I met Mona Lisa today. Nice lady: great smile, doesn’t talk much. At all, in fact; things got a little awkward when I introduced myself and she proceeded to just stare at me. And stare, and stare… and stare some more.
I’m not what you’d call a connoisseur of the arts, but I don’t think you have to be to appreciate Art Plunge from Swedish company Space Plunge. Whereas the excellent Woofbert app gives VR users a virtual gallery to contemplate historic paintings, this new experience, launched this week in preview form on Google Daydream and last month on Vive, Cardboard and Gear VR, brings some of the most iconic works of all time to virtual life. While you can look at paintings in a frame, clicking on them will suck you into their worlds to view art like you’ve never seen it before.
It reminded me a mix of both the Woofbert app and The Night Cafe, the brilliant 2015 Oculus Mobile Jam-winning experience that allowed you to explore one of Vincent Van Gogh’s creations as if you were living in its world. Art Plunge works a little different; you can’t move around inside the painting but you can see more than one. In the free preview you’re limited to just Leonardo da Vinci’s timeless masterpiece and Johannes Vermeer’s Girl Reading a Letter at an Open Window, but both are extremely well realized, literally adding layers to works that people have appreciated for hundreds of years.
Vermeer’s piece, for example, lets you glance outside at a riverside down just beyond the open window. Horse hooves click in the distance and the cries of seagulls have you almost smelling the fresh air for yourself. The girl calmly rocks with her breathing, her eyes never moving from the page before her, causing you to ponder just what news she’s been given.
The Mona Lisa, meanwhile, transforms from a window into a beautiful world into a stunning panorama of it in VR. Music from the halls behind you echoes into the room while the woman herself sits with that unwavering expression, which feels more like a knowing glance. You’re basking in a mystery once she has brought to life.

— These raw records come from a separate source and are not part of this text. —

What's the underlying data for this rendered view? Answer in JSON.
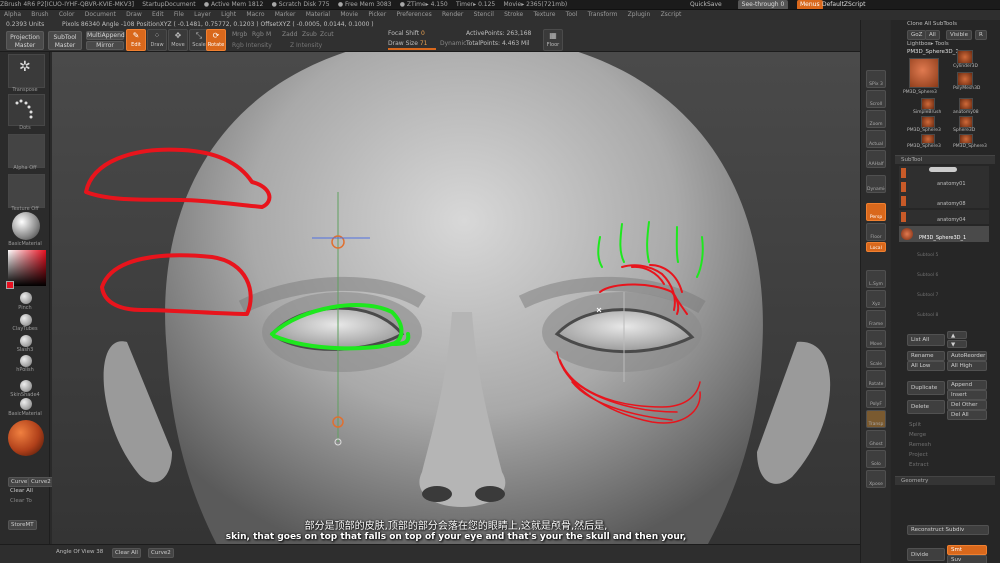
{
  "titlebar": {
    "items": [
      "ZBrush 4R6 P2[ICUO-IYHF-QBVR-KVIE-MKV3]",
      "StartupDocument",
      "● Active Mem 1812",
      "● Scratch Disk 775",
      "● Free Mem 3083",
      "● ZTime▸ 4.150",
      "Timer▸ 0.125",
      "Movie▸ 2365(721mb)"
    ],
    "quicksave": "QuickSave",
    "seethrough": "See-through  0",
    "menus": "Menus",
    "script": "DefaultZScript"
  },
  "menubar": [
    "Alpha",
    "Brush",
    "Color",
    "Document",
    "Draw",
    "Edit",
    "File",
    "Layer",
    "Light",
    "Macro",
    "Marker",
    "Material",
    "Movie",
    "Picker",
    "Preferences",
    "Render",
    "Stencil",
    "Stroke",
    "Texture",
    "Tool",
    "Transform",
    "Zplugin",
    "Zscript"
  ],
  "shelf": {
    "coords_a": "0.2393  Units",
    "coords_b": "Pixols 86340  Angle -108  PositionXYZ  ( -0.1481, 0.75772, 0.1203 )  OffsetXYZ  ( -0.0005, 0.0144, 0.1000 )",
    "projection_master": "Projection Master",
    "subtool_master": "SubTool Master",
    "multiappend": "MultiAppend",
    "mirror": "Mirror",
    "tools": [
      "Edit",
      "Draw",
      "Move",
      "Scale",
      "Rotate"
    ],
    "mrgb": "Mrgb",
    "rgb": "Rgb",
    "m": "M",
    "zadd": "Zadd",
    "zsub": "Zsub",
    "zcut": "Zcut",
    "rgb_intensity": "Rgb Intensity",
    "z_intensity": "Z Intensity",
    "focal_shift_label": "Focal Shift",
    "focal_shift_value": "0",
    "draw_size_label": "Draw Size",
    "draw_size_value": "71",
    "dynamic": "Dynamic",
    "active_points": "ActivePoints: 263,168",
    "total_points": "TotalPoints: 4.463 Mil",
    "floor": "Floor"
  },
  "lefttray": {
    "transpose": "Transpose",
    "dots": "Dots",
    "alpha_off": "Alpha Off",
    "texture_off": "Texture Off",
    "basic_material": "BasicMaterial",
    "brushes": [
      "Pinch",
      "ClayTubes",
      "Slash3",
      "hPolish",
      "SkinShade4"
    ],
    "basic_material2": "BasicMaterial",
    "curve1": "Curve1",
    "curve2": "Curve2",
    "clear_all": "Clear All",
    "clear_to": "Clear To",
    "store_mt": "StoreMT"
  },
  "rightbar": [
    "SPix 3",
    "Scroll",
    "Zoom",
    "Actual",
    "AAHalf",
    "Dynamic",
    "Persp",
    "Floor",
    "Local",
    "L.Sym",
    "Xyz",
    "Frame",
    "Move",
    "Scale",
    "Rotate",
    "PolyF",
    "Transp",
    "Ghost",
    "Solo",
    "Xpose"
  ],
  "rightpanel": {
    "clone_all": "Clone  All SubTools",
    "goz": "GoZ",
    "all": "All",
    "visible": "Visible",
    "r": "R",
    "lightbox_tools": "Lightbox▸ Tools",
    "current_tool": "PM3D_Sphere3D_1",
    "tool_thumbs": [
      "PM3D_Sphere3",
      "Cylinder3D",
      "PolyMesh3D",
      "SimpleBrush",
      "anatomy08",
      "PM3D_Sphere3",
      "Sphere3D",
      "PM3D_Sphere3",
      "PM3D_Sphere3"
    ],
    "subtool_header": "SubTool",
    "subtools": [
      "anatomy01",
      "anatomy08",
      "anatomy04",
      "PM3D_Sphere3D_1"
    ],
    "empty_slots": [
      "Subtool 5",
      "Subtool 6",
      "Subtool 7",
      "Subtool 8"
    ],
    "list_all": "List  All",
    "rename": "Rename",
    "autoreorder": "AutoReorder",
    "all_low": "All Low",
    "all_high": "All High",
    "duplicate": "Duplicate",
    "append": "Append",
    "insert": "Insert",
    "delete": "Delete",
    "del_other": "Del Other",
    "del_all": "Del All",
    "split": "Split",
    "merge": "Merge",
    "remesh": "Remesh",
    "project": "Project",
    "extract": "Extract",
    "geometry": "Geometry",
    "reconstruct_subdiv": "Reconstruct Subdiv",
    "divide": "Divide",
    "smt": "Smt",
    "suv": "Suv"
  },
  "bottombar": {
    "angle_of_view": "Angle Of View 38",
    "clear_all": "Clear All",
    "curve2": "Curve2"
  },
  "subtitles": {
    "zh": "部分是顶部的皮肤,顶部的部分会落在您的眼睛上,这就是颅骨,然后是,",
    "en": "skin, that goes on top that falls on top of your eye and that's your the skull and then your,"
  },
  "colors": {
    "accent": "#d9681c",
    "stroke_red": "#e8141c",
    "stroke_green": "#1ee81e"
  }
}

Michelangelo’s The Creation of Adam is being added to the app next, and the developers are asking fans to have their say in what else should be added over on a Facebook page.
Sadly, a Kickstarter campaign for the app has already come and gone, falling far short of its admittedly ambitious $36,205 (320,000 SEK) goal at just $694 raised. Space Plunge is committed to finding another way to raise the funds to convert more paintings, which I hope it finds success with. Alongside mobile VR, the developer hopes to release the experience on Rift; and we’d certainly like to see room-scale support add a little more depth to the experience, though PC VR is marked as a ‘secondary platform’ and it is a seated experience according to the crowdfunding page.
VR keeps finding new ways to draw me into the classical arts, and appreciate them in ways that I never would have as a simple painting. It’s that effect, no doubt, that companies like Space Plunge want to have on people. If you’re at all interested in that potential, you should let them know.